> Material for this task:
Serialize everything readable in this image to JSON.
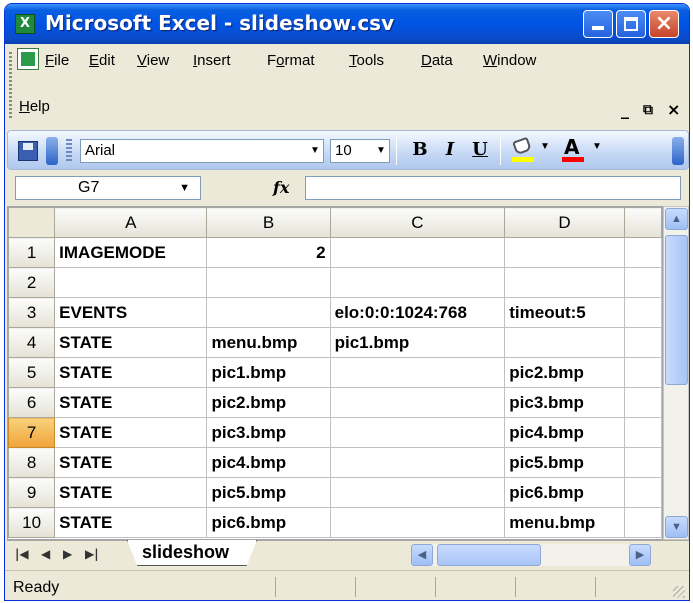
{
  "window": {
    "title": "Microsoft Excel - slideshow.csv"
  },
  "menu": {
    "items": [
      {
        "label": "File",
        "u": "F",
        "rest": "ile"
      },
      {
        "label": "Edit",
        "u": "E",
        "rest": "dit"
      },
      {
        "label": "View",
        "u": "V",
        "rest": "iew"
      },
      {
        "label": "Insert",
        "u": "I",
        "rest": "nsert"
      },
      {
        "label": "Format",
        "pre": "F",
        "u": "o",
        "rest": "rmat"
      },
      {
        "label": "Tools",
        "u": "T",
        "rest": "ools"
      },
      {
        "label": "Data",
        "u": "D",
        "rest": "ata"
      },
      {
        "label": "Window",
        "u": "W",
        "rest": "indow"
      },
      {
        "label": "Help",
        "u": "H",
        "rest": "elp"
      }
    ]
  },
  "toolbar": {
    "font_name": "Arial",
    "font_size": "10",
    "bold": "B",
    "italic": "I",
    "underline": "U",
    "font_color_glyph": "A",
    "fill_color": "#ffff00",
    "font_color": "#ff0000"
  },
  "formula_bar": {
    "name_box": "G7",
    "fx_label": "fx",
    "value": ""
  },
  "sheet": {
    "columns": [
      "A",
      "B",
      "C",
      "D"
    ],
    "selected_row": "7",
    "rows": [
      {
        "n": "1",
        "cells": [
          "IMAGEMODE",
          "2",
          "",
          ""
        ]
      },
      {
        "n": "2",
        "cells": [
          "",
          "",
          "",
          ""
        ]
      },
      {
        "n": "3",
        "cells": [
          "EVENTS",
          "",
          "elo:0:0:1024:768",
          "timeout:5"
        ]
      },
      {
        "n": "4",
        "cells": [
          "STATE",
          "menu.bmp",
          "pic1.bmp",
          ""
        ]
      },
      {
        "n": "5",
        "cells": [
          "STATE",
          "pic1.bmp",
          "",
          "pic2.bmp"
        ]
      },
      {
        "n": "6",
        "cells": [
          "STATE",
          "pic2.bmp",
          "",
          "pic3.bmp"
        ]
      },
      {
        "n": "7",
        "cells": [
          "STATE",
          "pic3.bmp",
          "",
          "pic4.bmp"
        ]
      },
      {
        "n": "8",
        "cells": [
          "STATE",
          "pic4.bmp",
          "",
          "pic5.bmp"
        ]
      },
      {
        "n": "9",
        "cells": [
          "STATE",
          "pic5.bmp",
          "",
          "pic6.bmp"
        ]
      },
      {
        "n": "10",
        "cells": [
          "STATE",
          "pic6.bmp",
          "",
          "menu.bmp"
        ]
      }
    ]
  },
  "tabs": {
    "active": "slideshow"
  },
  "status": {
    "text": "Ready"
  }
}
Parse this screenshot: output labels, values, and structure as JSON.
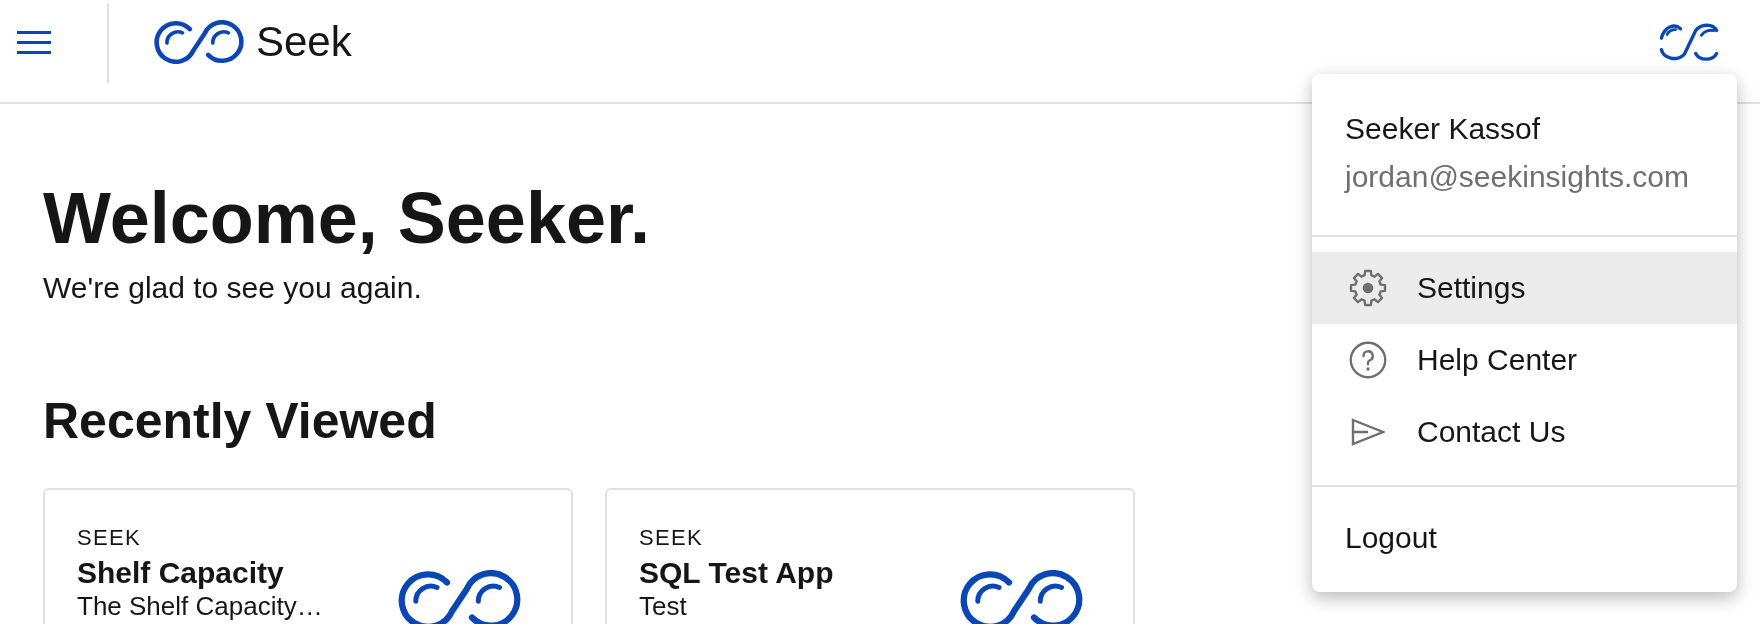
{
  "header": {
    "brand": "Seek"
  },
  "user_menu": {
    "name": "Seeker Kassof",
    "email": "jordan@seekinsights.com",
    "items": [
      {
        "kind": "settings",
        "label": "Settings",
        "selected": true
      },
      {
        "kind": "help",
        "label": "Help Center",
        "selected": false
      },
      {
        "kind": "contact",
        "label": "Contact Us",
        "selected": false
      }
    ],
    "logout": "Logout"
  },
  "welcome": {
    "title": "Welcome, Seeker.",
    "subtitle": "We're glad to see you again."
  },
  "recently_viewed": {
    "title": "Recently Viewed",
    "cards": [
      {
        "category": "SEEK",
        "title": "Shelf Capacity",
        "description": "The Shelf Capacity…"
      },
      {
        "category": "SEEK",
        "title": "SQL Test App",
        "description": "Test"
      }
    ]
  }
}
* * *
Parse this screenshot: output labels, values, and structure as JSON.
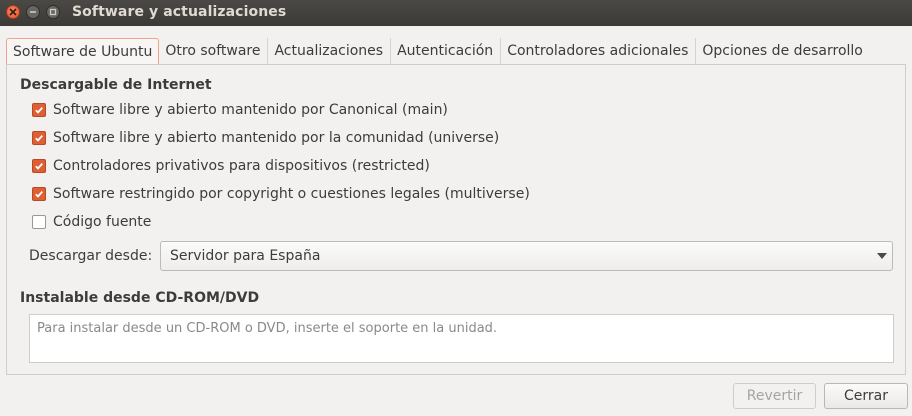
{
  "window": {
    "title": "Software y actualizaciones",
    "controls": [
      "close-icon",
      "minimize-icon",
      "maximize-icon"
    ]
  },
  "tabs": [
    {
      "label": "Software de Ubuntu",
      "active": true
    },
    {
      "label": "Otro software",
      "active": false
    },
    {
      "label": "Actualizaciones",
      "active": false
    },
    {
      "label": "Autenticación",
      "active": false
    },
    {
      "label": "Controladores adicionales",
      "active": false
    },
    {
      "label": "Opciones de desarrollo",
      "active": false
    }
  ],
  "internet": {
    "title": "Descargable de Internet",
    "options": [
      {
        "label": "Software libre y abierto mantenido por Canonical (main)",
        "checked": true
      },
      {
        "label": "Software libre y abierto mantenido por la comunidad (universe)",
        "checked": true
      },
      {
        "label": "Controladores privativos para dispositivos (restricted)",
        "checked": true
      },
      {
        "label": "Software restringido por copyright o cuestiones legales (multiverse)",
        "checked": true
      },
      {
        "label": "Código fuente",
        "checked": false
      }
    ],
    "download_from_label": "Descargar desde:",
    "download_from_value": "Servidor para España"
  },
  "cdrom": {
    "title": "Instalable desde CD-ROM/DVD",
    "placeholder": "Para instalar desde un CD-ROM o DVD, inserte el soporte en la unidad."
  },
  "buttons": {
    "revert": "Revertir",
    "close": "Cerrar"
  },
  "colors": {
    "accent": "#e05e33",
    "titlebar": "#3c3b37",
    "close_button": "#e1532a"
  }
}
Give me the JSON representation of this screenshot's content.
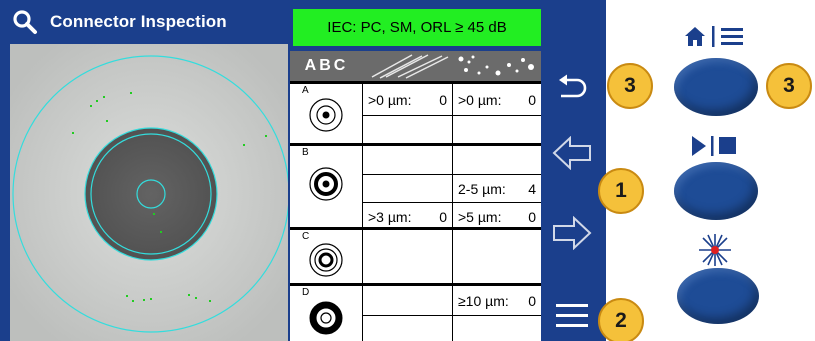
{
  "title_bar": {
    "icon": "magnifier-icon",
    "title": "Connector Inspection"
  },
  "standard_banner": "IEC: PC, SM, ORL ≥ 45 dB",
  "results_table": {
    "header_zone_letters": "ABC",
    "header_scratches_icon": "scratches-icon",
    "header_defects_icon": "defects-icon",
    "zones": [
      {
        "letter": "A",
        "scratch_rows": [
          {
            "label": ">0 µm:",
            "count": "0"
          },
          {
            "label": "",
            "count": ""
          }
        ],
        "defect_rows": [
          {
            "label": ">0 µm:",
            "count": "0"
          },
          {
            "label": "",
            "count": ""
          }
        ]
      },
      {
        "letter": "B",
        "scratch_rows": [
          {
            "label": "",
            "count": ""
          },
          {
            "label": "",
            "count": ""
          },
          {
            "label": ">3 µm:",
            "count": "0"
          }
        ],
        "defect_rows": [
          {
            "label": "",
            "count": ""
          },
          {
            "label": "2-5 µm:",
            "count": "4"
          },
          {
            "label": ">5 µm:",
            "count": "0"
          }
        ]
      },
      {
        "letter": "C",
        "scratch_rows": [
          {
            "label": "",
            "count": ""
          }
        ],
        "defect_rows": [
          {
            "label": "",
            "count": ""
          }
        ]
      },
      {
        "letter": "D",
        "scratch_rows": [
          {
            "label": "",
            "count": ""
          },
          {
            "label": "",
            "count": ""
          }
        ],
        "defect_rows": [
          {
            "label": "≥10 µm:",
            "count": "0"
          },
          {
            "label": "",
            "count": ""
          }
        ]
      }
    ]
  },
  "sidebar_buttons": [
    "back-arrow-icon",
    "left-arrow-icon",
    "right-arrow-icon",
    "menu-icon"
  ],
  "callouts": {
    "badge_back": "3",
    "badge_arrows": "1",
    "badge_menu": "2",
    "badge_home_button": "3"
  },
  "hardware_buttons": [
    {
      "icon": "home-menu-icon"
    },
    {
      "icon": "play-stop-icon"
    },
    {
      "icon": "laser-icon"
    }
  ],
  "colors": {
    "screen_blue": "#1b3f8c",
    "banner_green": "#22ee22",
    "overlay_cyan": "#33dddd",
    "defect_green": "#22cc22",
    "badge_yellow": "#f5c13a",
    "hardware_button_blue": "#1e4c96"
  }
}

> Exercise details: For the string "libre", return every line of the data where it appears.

> Task output:
        "label": "Software libre y abierto mantenido por Canonical (main)",
        "label": "Software libre y abierto mantenido por la comunidad (universe)",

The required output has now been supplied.